Residents of Mesa and the Southeast Valley are getting to see history relived.
As reported by The Republic’s Gary Nelson, Mesa Councilwoman Dina Higgins, who chairs the sustainability and transportation committee, gave Mesa resident Virginia Salas the floor recently to discuss what she called “the awful truth” about fluoridated drinking water.
Really? This is the same issue we thought Mesa voters settled — overwhelmingly — in 2000, when a ballot proposition aimed at prohibiting fluoridation lost 62 to 38 percent.
Higgins said it was time to revisit the issue, noting that it has recently surfaced in Phoenix and Gilbert, where city officials failed to properly fluoridate the water supply for a year, and saying the meeting was for informational purposes only.
Actually, the meeting seems to have been staged for political purposes, with Higgins trying to court a far-right segment of the electorate.
Council committee meetings usually draw a sparse audience, but the lower council chamber was nearly full for this show.
As reported by Nelson, Salas delivered a detailed PowerPoint and a 15-minute lecture, alleging that fluoride is a toxic waste being pumped into public supplies at the behest of public-health groups under the influence of big-business money.
“Fluoridation is a violation of the individual’s right to informed consent to medication,” she said. “It’s time for our city to stop fluoridating our water.”
The fluoride flare-up is a case of paranoia vs. established science. Fluoride has been called one of the 10 great public-health achievements of the 20th century by the U.S. Centers for Disease Control and Prevention.
Gary Jones, a Mesa dentist who led opposition to the 2000 initiative, defended the practice, saying: “I have looked at all sides of the issue. If you look at the respected scientific studies in this United States, throughout the world, they continually recognize the benefits of dental fluoridation.”
Jack Dillenberg, former director of the Arizona Department of Health Services, said, “I have been in public health my entire professional life. … There is no way on this Earth that I would promote anything that I felt would injure, damage or hurt any citizen, any child.”
Mesa long has been a big city, one that should have moved way beyond fringe issues decades ago.
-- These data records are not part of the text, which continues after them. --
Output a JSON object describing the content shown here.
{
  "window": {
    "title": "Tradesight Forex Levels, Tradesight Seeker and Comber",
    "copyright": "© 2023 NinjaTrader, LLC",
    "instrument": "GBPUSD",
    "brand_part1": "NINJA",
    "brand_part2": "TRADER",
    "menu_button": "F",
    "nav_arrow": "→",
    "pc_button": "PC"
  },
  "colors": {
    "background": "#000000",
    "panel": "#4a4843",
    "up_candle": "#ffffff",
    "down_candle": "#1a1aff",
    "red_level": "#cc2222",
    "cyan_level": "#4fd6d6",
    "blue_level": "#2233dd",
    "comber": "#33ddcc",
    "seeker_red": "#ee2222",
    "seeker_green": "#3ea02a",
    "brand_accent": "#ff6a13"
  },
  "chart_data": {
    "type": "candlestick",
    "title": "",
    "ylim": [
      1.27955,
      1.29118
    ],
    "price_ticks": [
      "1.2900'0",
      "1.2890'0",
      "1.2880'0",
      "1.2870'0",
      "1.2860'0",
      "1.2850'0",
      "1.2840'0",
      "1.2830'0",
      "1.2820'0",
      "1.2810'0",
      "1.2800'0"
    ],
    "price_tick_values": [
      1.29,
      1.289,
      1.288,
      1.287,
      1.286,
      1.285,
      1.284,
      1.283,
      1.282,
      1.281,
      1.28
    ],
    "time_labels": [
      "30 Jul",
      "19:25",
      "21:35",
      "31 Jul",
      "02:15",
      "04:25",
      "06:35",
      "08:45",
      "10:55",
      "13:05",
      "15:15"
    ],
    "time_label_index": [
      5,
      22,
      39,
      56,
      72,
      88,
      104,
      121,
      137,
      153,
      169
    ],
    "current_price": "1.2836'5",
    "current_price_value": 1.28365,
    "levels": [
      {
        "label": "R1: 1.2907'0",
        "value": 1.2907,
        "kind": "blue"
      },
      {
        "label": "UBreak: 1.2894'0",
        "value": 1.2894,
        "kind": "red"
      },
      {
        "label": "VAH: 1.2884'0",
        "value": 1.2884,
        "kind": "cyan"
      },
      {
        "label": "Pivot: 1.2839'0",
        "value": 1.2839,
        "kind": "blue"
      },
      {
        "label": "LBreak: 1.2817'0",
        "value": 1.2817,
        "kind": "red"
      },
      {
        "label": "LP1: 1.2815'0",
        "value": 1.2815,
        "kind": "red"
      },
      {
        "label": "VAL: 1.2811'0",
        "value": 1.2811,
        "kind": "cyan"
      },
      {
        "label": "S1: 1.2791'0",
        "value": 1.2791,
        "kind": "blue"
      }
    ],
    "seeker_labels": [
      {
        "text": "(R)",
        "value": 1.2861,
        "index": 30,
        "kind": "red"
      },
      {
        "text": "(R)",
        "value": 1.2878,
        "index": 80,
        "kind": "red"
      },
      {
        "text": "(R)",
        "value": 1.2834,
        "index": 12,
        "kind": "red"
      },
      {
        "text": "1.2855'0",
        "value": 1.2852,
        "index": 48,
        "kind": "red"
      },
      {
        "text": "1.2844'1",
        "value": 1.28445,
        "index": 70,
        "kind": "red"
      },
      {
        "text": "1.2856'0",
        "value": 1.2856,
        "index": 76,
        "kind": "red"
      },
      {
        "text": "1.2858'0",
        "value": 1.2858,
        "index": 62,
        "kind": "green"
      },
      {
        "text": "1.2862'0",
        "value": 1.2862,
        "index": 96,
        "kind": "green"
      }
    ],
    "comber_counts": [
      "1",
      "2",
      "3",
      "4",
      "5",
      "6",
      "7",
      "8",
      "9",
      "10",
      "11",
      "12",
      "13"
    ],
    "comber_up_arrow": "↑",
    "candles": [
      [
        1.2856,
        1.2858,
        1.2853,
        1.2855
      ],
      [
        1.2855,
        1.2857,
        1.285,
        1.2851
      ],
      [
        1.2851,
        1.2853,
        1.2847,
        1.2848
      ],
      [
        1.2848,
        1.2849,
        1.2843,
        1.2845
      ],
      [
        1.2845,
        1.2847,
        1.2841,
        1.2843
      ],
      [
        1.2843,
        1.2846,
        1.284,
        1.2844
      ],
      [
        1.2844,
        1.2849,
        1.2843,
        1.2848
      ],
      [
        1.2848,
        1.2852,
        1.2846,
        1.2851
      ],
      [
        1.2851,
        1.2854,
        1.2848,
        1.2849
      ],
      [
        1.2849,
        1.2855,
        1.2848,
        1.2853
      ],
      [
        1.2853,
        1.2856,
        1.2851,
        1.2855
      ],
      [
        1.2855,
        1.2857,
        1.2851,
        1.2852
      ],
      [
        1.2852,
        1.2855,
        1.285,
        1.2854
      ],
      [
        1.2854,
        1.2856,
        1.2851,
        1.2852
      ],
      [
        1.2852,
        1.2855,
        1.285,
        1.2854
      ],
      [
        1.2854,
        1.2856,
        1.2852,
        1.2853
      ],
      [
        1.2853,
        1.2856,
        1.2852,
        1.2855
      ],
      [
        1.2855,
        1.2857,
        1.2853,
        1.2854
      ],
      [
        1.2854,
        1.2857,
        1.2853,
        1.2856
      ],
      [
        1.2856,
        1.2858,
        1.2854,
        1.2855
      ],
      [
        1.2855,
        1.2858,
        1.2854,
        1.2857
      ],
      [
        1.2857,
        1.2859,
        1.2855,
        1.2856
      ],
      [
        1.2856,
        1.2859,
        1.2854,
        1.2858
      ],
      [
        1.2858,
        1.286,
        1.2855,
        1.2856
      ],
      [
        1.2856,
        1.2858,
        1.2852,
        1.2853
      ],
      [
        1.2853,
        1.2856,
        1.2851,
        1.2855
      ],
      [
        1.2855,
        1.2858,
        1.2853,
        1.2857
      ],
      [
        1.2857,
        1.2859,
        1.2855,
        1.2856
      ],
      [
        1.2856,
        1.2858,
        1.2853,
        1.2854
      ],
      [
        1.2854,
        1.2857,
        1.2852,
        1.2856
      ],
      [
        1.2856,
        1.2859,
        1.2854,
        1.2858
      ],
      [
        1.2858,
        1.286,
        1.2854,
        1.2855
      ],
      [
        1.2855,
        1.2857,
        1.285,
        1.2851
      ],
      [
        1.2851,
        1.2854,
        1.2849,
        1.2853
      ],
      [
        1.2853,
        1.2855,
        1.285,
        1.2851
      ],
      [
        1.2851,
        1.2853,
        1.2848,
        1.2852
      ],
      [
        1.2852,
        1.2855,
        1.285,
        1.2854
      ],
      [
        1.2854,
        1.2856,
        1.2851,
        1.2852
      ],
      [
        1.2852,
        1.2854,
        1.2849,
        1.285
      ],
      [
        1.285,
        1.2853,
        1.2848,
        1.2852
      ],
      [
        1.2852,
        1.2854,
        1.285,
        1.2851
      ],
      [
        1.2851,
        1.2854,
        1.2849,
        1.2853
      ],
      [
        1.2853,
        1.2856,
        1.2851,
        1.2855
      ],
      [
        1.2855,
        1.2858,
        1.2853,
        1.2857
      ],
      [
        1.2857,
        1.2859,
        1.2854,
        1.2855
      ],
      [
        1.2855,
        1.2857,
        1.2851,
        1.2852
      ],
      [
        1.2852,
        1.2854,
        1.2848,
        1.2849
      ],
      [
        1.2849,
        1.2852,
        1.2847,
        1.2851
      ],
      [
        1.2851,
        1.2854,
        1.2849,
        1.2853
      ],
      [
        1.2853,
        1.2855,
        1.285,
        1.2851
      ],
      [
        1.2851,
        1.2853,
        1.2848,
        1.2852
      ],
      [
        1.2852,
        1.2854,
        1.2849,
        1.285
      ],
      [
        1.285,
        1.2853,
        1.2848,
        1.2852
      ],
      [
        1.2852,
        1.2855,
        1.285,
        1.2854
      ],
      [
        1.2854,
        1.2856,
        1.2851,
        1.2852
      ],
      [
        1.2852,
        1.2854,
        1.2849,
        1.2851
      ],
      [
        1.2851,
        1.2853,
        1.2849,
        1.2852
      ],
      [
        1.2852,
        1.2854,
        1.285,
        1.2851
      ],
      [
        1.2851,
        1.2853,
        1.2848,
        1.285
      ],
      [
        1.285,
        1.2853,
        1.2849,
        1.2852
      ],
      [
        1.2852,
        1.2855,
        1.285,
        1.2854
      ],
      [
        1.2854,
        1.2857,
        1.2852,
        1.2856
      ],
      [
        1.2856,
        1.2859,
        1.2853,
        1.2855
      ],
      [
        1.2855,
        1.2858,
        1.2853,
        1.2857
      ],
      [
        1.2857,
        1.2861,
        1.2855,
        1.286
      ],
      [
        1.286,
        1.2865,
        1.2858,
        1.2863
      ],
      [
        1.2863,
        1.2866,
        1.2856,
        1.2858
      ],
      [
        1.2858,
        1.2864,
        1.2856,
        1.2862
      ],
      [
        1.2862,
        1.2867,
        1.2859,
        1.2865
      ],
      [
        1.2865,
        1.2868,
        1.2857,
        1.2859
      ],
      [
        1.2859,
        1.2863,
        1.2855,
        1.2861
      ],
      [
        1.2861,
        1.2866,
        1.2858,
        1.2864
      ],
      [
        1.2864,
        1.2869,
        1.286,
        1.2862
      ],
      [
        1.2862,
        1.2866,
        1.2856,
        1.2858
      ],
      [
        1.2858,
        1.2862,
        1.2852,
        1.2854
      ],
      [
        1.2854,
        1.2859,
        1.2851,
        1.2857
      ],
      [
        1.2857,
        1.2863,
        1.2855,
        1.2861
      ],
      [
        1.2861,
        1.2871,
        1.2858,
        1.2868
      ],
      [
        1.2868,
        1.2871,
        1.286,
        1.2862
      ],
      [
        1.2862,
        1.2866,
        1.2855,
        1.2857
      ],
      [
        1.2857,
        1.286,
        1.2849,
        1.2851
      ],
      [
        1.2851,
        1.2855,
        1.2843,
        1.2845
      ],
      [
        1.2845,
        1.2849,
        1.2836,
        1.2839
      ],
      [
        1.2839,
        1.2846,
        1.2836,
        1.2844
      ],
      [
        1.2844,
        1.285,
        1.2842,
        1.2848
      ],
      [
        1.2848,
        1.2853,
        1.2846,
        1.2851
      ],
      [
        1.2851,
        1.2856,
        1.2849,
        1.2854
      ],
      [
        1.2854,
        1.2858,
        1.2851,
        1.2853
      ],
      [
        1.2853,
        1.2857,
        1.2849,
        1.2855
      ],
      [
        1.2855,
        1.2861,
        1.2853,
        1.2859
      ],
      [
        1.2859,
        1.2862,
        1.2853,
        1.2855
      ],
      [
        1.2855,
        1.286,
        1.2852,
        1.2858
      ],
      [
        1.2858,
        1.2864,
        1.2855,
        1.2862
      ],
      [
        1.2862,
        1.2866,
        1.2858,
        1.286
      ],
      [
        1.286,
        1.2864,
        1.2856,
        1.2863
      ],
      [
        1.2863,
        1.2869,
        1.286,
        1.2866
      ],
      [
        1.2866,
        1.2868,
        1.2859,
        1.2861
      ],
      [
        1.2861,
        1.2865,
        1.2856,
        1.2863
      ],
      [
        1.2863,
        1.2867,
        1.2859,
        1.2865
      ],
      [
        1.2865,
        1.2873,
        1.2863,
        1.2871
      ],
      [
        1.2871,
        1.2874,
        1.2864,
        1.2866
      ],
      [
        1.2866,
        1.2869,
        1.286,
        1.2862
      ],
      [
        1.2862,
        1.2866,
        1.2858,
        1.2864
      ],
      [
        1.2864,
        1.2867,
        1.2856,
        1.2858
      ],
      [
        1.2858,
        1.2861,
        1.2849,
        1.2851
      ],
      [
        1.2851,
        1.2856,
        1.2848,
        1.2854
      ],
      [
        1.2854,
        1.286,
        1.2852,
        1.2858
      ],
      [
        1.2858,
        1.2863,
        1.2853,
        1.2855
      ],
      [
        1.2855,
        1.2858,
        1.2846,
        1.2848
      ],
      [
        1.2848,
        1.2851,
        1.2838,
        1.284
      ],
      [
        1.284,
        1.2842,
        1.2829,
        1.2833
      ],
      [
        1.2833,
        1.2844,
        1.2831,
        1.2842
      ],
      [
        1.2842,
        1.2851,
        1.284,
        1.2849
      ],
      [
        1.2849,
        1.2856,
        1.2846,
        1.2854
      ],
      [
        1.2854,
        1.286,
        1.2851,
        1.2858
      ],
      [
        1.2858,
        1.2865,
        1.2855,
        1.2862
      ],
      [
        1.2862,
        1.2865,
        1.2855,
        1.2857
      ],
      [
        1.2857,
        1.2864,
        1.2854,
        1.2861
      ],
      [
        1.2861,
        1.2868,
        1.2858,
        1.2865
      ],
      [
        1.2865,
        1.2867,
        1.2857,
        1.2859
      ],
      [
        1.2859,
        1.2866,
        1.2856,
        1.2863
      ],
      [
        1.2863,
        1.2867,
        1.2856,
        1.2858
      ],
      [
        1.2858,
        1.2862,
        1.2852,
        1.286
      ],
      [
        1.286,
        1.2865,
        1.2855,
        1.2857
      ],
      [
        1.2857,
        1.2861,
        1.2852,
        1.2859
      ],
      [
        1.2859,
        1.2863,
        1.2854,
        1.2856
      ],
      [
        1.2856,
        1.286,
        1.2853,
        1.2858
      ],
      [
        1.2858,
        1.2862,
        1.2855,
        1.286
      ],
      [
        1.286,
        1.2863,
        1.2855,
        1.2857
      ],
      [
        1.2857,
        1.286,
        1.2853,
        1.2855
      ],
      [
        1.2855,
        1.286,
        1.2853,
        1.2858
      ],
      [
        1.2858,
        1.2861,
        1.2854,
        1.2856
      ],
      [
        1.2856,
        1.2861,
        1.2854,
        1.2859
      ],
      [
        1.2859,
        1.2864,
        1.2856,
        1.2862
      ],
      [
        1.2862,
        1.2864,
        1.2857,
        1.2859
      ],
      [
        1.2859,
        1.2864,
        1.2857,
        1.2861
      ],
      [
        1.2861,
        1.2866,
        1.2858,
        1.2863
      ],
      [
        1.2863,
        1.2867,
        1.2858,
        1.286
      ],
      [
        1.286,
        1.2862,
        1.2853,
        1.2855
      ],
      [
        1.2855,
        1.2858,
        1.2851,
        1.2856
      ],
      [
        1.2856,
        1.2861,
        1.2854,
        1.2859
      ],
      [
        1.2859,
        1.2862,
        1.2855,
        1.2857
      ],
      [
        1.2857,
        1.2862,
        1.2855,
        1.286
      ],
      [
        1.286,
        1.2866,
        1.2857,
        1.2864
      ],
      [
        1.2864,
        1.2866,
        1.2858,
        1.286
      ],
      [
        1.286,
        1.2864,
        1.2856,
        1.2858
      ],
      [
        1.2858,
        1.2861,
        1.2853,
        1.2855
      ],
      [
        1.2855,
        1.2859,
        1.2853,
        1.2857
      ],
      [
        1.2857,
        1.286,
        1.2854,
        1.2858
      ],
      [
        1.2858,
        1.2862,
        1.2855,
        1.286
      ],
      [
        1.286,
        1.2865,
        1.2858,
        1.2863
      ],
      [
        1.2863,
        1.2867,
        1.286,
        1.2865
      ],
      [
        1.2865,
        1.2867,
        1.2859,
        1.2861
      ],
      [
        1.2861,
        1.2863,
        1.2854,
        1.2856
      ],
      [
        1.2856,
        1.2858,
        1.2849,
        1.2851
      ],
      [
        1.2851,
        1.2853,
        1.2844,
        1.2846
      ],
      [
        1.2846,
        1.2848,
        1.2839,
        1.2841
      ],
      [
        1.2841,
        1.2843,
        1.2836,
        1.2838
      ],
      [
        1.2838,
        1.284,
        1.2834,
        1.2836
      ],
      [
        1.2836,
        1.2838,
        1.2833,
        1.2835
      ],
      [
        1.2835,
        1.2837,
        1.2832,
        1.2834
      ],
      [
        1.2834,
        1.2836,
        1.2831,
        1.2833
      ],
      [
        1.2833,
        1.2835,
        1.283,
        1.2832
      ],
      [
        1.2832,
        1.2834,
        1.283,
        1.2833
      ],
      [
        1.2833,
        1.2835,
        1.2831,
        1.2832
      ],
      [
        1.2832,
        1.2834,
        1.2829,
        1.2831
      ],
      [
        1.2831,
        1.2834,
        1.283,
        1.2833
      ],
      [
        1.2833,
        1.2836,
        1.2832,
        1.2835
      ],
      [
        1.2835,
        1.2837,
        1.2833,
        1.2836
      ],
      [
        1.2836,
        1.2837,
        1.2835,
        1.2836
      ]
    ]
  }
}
The city is fortunate to have a visionary mayor and a City Council dominated by competent people who are dedicated to the public interest.
Higgins should join them.